Even more impressively, at 27 days shy of his 21st birthday, Sewell became the youngest player in NFL history to start at the all-important left tackle position and the second-youngest Lions player to start a game behind only defensive lineman Marc Spindler.
To his credit, Sewell already sounds like a professional athlete, preferring to criticize his mistakes instead of bask in the praise of his performance.
“It was all right," Sewell said. "I gotta get better at a couple things. My hands were out of whack, pad level came too high on a couple, so I gotta go back to the drawing board and get better for next week.”
Sewell has already stated he won't hesitate going back to right tackle once Decker is medically cleared, but his strong performance in his debut, contrasted against his struggles at right tackle during the preseason, should give the Lions plenty to think about, particularly the long-term makeup of the team's offensive line.
Bosa, who won the defensive rookie of the year in 2019, certainly noticed the difference of Sewell's blocking on Sunday vs. what showed up on film from the preseason.
“He’s going to be good," Bosa said. "He’s more comfortable on the left. I could tell. The tape I saw on the right was ... I told him after the game, he’s better on the left and he’s more comfortable on the left. He’s going to be a solid player, for sure.”
Decker, for what it's worth, hasn't played right tackle since his sophomore year at Ohio State in 2013. He has repeatedly expressed a preference to remain at left tackle.
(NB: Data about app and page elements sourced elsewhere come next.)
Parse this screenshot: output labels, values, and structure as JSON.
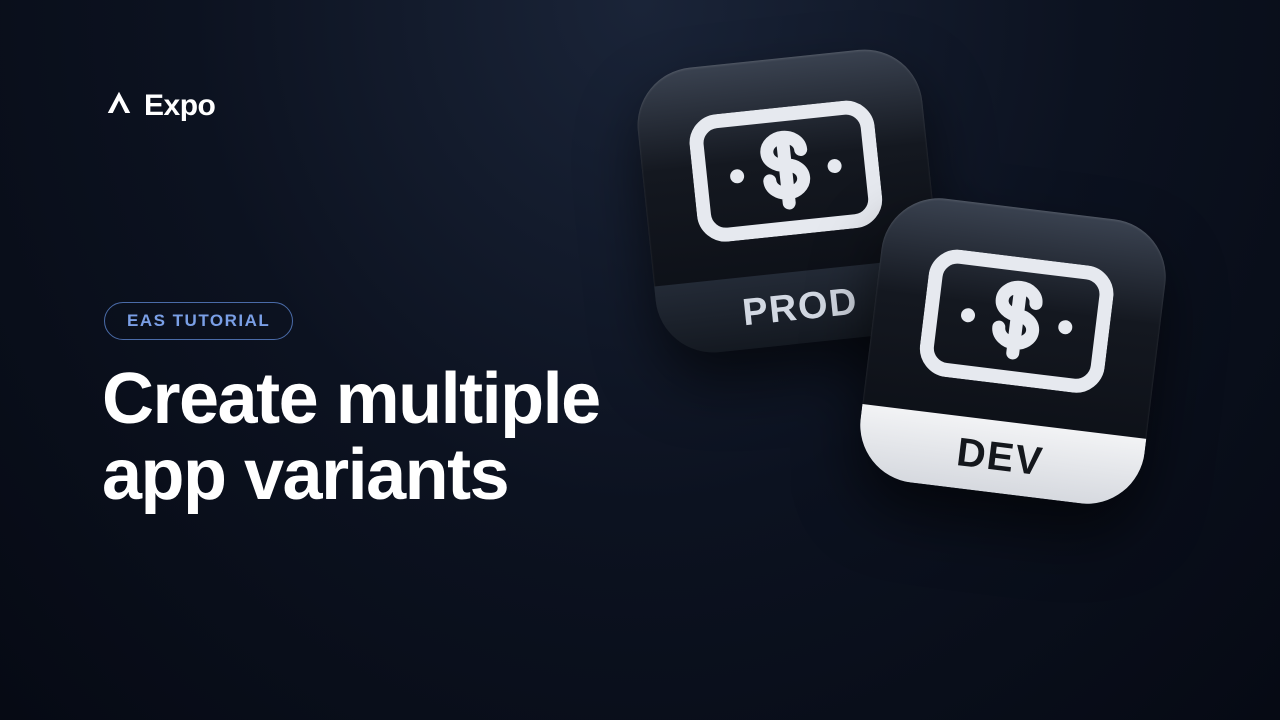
{
  "brand": {
    "name": "Expo"
  },
  "badge": {
    "label": "EAS TUTORIAL"
  },
  "headline": {
    "line1": "Create multiple",
    "line2": "app variants"
  },
  "icons": {
    "prod_label": "PROD",
    "dev_label": "DEV"
  }
}
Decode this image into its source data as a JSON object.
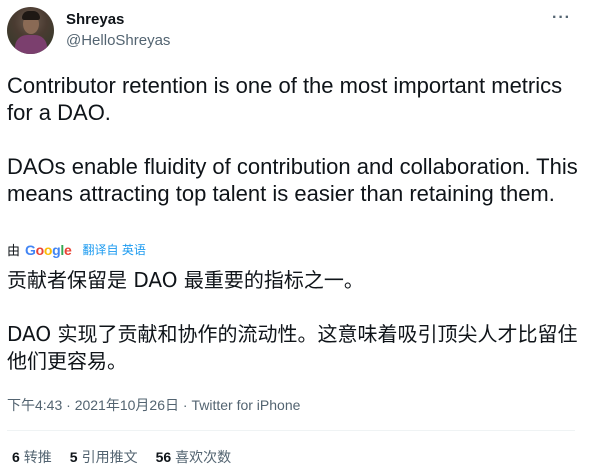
{
  "author": {
    "name": "Shreyas",
    "handle": "@HelloShreyas"
  },
  "more_menu": "···",
  "tweet": {
    "paragraphs": [
      "Contributor retention is one of the most important metrics for a DAO.",
      "DAOs enable fluidity of contribution and collaboration. This means attracting top talent is easier than retaining them."
    ]
  },
  "translation": {
    "prefix_glyph": "由",
    "provider_letters": [
      "G",
      "o",
      "o",
      "g",
      "l",
      "e"
    ],
    "link_text": "翻译自 英语",
    "paragraphs": [
      "贡献者保留是 DAO 最重要的指标之一。",
      "DAO 实现了贡献和协作的流动性。这意味着吸引顶尖人才比留住他们更容易。"
    ]
  },
  "meta": {
    "time": "下午4:43",
    "date": "2021年10月26日",
    "source": "Twitter for iPhone",
    "separator": "·"
  },
  "stats": {
    "retweets_count": "6",
    "retweets_label": "转推",
    "quotes_count": "5",
    "quotes_label": "引用推文",
    "likes_count": "56",
    "likes_label": "喜欢次数"
  },
  "colors": {
    "text": "#0f1419",
    "secondary": "#536471",
    "link": "#1d9bf0",
    "divider": "#eff3f4"
  }
}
"It’s not something that I’ve done in the past eight, nine years," Decker said last month when praising Sewell's commitment to the transition. "Just body mechanics. I have so many imbalances in my body just from being in a left stance for the last eight, nine years, and your body just gets used to that. Different things with your shoulders, different things with your hip, your back."